Gov. Gretchen Whitmer has issued a proclamation declaring May 2019 as Building Safety Month in Michigan. This year’s theme, “No Code. No Confidence.” reaffirms the value and importance of construction codes, state registered code officials and a strong system of code enforcement to protect the public. LARA’s Bureau of Construction Codes (BCC) works to ensure that homes and buildings constructed throughout Michigan are safe, sound and sustainable. 

 “Construction code officials are here to help consumers understand building safety issues,” said LARA Director Orlene Hawks. “Especially with do-it-yourselfers, it becomes extremely important for homeowners to work with their building inspectors to make sure their new home or remodel fully complies with Michigan’s construction codes.”

 Code officials including boiler, building, electrical, elevator, fire prevention, plumbing, and mechanical inspectors, along with architects, engineers, builders, tradespeople, and others in the state’s construction industry work together to ensure code compliance that address safety, energy efficiency, and resilience in homes, schools, workplaces and other structures to protect lives and property.

 More than 35 Michigan communities rely on Code Enforcement Services, a division of Carlisle|Wortman Associates, to administer and enforce their building codes. CES has plan reviewers and inspectors licensed in every construction discipline, but “Education may be the most important part of our work,” said CES Director Craig Strong. “We show people how construction codes protect them. We help them make sure their plans are accurate and complete and and that their work is done properly.”

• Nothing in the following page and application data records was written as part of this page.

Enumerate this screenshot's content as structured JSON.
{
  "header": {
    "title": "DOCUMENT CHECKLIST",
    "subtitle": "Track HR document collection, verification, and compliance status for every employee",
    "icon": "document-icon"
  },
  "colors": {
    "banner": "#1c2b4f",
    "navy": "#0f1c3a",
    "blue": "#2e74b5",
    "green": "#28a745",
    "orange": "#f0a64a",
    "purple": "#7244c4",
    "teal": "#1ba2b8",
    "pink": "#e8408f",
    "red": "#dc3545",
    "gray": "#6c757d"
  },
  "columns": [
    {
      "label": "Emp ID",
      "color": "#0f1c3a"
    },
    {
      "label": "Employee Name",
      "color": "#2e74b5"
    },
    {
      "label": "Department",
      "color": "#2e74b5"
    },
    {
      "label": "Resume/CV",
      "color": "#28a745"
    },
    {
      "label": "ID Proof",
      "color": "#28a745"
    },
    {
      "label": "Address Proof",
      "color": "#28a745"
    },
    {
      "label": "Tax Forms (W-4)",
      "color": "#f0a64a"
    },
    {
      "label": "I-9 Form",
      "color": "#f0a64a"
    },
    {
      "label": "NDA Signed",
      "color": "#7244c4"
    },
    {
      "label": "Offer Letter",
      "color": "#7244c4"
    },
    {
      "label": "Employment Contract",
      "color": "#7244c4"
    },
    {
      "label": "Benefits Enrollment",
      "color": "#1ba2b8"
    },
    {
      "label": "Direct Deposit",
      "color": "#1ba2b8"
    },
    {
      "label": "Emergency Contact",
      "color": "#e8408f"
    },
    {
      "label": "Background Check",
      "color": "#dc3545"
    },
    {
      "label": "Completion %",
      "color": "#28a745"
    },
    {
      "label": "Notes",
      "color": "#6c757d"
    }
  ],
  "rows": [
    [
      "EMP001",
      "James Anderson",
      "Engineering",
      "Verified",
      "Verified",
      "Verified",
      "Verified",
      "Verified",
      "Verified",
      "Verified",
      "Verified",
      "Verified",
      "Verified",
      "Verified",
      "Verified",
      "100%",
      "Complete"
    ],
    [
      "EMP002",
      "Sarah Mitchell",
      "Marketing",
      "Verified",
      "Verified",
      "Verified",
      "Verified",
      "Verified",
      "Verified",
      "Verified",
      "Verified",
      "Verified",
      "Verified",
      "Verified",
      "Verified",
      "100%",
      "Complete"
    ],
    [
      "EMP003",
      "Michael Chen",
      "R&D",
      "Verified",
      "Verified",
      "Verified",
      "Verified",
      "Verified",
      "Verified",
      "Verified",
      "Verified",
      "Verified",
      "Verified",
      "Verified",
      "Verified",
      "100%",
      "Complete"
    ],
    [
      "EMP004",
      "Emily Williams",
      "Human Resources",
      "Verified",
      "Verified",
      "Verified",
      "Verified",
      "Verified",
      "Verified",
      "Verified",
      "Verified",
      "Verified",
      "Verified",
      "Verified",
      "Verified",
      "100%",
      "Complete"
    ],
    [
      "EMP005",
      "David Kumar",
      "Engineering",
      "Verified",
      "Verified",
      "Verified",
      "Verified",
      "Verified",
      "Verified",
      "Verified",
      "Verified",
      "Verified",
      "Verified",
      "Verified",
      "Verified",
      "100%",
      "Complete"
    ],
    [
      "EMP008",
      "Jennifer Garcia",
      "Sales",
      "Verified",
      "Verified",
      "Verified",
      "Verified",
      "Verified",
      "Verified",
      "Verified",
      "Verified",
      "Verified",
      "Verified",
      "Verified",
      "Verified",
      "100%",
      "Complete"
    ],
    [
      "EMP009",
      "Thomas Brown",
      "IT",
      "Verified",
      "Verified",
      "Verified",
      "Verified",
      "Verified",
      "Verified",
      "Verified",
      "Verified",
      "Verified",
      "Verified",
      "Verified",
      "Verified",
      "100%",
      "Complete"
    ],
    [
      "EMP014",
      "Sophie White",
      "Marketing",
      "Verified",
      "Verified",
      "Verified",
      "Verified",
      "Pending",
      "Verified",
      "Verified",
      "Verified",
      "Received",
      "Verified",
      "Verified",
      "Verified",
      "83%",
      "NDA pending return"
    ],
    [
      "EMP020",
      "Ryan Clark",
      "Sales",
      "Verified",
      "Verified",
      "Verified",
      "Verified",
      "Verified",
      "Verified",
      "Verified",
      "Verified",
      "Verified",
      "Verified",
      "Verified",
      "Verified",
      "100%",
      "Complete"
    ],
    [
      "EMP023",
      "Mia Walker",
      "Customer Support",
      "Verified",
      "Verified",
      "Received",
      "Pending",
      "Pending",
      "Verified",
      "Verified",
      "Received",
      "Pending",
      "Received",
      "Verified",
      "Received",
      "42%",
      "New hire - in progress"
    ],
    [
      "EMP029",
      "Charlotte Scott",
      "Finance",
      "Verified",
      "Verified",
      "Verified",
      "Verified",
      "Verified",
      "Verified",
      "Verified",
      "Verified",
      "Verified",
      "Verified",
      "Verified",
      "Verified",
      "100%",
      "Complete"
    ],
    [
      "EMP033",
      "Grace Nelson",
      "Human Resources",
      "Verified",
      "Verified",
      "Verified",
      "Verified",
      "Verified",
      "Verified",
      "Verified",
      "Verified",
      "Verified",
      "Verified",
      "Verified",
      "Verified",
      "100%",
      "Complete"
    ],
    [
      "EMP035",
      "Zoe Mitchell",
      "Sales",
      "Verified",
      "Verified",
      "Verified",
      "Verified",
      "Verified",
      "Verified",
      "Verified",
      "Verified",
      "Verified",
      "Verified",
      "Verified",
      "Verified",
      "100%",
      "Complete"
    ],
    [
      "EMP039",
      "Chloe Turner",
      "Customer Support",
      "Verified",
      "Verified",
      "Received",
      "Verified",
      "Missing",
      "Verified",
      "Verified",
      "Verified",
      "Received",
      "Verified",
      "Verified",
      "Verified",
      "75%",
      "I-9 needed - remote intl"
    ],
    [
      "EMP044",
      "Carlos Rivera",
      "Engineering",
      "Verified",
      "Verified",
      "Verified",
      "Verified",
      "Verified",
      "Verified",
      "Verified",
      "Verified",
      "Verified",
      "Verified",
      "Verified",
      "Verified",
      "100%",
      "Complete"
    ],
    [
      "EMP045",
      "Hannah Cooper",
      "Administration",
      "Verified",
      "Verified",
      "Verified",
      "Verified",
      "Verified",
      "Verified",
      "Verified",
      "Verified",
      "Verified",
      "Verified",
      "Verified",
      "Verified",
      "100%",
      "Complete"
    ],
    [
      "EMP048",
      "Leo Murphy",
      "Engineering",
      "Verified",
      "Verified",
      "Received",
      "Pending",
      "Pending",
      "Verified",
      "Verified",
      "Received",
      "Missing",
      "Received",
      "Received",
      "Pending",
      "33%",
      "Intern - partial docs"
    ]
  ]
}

 Celebrated worldwide, Building Safety Month is sponsored by the International Code Council, a membership association dedicated to building safety, fire prevention, and energy efficiency. LARA uses national and international standards as the basis for model codes, and through Michigan amendments develops Michigan construction codes which are enforced throughout the state. The model codes are the most widely adopted building safety, energy, and fire prevention codes in the nation and are used by most U.S. cities, counties, and states.